EXERCISE GOAL = Would you retype every entry that follows without altering a word?
START PROVIDED RECORDS
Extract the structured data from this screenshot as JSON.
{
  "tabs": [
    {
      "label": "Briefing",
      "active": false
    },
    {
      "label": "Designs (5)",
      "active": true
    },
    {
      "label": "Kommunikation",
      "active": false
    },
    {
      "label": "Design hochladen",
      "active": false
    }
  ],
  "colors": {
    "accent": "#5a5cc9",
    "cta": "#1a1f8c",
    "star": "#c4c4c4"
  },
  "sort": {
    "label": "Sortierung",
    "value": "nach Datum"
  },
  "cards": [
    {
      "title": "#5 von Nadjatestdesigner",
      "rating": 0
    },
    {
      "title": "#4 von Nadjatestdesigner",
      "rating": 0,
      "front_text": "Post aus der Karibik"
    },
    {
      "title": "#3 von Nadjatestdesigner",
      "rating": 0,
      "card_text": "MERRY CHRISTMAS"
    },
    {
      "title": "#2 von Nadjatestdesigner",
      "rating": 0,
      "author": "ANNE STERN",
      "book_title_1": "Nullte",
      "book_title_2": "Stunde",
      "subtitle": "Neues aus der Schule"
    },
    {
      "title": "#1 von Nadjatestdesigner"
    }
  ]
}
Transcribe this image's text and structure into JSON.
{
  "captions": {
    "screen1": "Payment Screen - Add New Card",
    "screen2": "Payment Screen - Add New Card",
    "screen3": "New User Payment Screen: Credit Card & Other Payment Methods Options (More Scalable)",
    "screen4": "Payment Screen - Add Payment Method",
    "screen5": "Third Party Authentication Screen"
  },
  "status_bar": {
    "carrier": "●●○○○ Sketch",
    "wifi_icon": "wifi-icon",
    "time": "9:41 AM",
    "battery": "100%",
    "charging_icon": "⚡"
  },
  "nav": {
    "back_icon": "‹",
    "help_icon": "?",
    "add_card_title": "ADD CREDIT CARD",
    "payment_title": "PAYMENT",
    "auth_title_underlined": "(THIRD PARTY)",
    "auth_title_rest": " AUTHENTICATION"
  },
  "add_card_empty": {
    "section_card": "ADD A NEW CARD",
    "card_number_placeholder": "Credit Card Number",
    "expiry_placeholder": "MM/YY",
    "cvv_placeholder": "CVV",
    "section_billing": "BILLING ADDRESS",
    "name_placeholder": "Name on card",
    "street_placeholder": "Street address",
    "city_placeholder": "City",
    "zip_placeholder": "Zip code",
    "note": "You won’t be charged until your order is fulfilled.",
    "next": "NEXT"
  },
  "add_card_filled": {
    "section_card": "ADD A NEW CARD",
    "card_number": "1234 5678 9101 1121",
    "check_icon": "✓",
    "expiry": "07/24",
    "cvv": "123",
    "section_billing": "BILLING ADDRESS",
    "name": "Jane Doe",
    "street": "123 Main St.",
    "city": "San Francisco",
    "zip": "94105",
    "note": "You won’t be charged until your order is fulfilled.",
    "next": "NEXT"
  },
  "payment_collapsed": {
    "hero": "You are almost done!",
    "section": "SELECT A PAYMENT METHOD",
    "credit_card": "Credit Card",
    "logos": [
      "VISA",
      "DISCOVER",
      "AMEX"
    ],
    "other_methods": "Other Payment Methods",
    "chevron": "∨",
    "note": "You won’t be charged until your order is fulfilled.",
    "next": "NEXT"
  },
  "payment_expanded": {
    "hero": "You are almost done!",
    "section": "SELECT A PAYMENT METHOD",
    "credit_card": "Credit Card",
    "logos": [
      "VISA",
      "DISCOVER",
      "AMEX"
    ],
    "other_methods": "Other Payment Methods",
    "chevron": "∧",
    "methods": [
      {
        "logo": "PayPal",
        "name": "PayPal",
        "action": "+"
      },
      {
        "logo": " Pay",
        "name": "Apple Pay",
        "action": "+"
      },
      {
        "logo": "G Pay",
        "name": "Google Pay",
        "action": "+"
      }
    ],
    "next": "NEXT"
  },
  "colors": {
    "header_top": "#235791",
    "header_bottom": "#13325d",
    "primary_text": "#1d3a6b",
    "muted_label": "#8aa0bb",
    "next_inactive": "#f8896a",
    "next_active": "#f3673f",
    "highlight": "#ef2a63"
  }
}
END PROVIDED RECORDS
TASK OUTPUT =
Extract the structured data from this screenshot as JSON.
{
  "tabs": [
    {
      "label": "Briefing",
      "active": false
    },
    {
      "label": "Designs (5)",
      "active": true
    },
    {
      "label": "Kommunikation",
      "active": false
    },
    {
      "label": "Design hochladen",
      "active": false
    }
  ],
  "colors": {
    "accent": "#5a5cc9",
    "cta": "#1a1f8c",
    "star": "#c4c4c4"
  },
  "sort": {
    "label": "Sortierung",
    "value": "nach Datum"
  },
  "cards": [
    {
      "title": "#5 von Nadjatestdesigner",
      "rating": 0
    },
    {
      "title": "#4 von Nadjatestdesigner",
      "rating": 0,
      "front_text": "Post aus der Karibik"
    },
    {
      "title": "#3 von Nadjatestdesigner",
      "rating": 0,
      "card_text": "MERRY CHRISTMAS"
    },
    {
      "title": "#2 von Nadjatestdesigner",
      "rating": 0,
      "author": "ANNE STERN",
      "book_title_1": "Nullte",
      "book_title_2": "Stunde",
      "subtitle": "Neues aus der Schule"
    },
    {
      "title": "#1 von Nadjatestdesigner"
    }
  ]
}
Transcribe this image's text and structure into JSON.
{
  "captions": {
    "screen1": "Payment Screen - Add New Card",
    "screen2": "Payment Screen - Add New Card",
    "screen3": "New User Payment Screen: Credit Card & Other Payment Methods Options (More Scalable)",
    "screen4": "Payment Screen - Add Payment Method",
    "screen5": "Third Party Authentication Screen"
  },
  "status_bar": {
    "carrier": "●●○○○ Sketch",
    "wifi_icon": "wifi-icon",
    "time": "9:41 AM",
    "battery": "100%",
    "charging_icon": "⚡"
  },
  "nav": {
    "back_icon": "‹",
    "help_icon": "?",
    "add_card_title": "ADD CREDIT CARD",
    "payment_title": "PAYMENT",
    "auth_title_underlined": "(THIRD PARTY)",
    "auth_title_rest": " AUTHENTICATION"
  },
  "add_card_empty": {
    "section_card": "ADD A NEW CARD",
    "card_number_placeholder": "Credit Card Number",
    "expiry_placeholder": "MM/YY",
    "cvv_placeholder": "CVV",
    "section_billing": "BILLING ADDRESS",
    "name_placeholder": "Name on card",
    "street_placeholder": "Street address",
    "city_placeholder": "City",
    "zip_placeholder": "Zip code",
    "note": "You won’t be charged until your order is fulfilled.",
    "next": "NEXT"
  },
  "add_card_filled": {
    "section_card": "ADD A NEW CARD",
    "card_number": "1234 5678 9101 1121",
    "check_icon": "✓",
    "expiry": "07/24",
    "cvv": "123",
    "section_billing": "BILLING ADDRESS",
    "name": "Jane Doe",
    "street": "123 Main St.",
    "city": "San Francisco",
    "zip": "94105",
    "note": "You won’t be charged until your order is fulfilled.",
    "next": "NEXT"
  },
  "payment_collapsed": {
    "hero": "You are almost done!",
    "section": "SELECT A PAYMENT METHOD",
    "credit_card": "Credit Card",
    "logos": [
      "VISA",
      "DISCOVER",
      "AMEX"
    ],
    "other_methods": "Other Payment Methods",
    "chevron": "∨",
    "note": "You won’t be charged until your order is fulfilled.",
    "next": "NEXT"
  },
  "payment_expanded": {
    "hero": "You are almost done!",
    "section": "SELECT A PAYMENT METHOD",
    "credit_card": "Credit Card",
    "logos": [
      "VISA",
      "DISCOVER",
      "AMEX"
    ],
    "other_methods": "Other Payment Methods",
    "chevron": "∧",
    "methods": [
      {
        "logo": "PayPal",
        "name": "PayPal",
        "action": "+"
      },
      {
        "logo": " Pay",
        "name": "Apple Pay",
        "action": "+"
      },
      {
        "logo": "G Pay",
        "name": "Google Pay",
        "action": "+"
      }
    ],
    "next": "NEXT"
  },
  "colors": {
    "header_top": "#235791",
    "header_bottom": "#13325d",
    "primary_text": "#1d3a6b",
    "muted_label": "#8aa0bb",
    "next_inactive": "#f8896a",
    "next_active": "#f3673f",
    "highlight": "#ef2a63"
  }
}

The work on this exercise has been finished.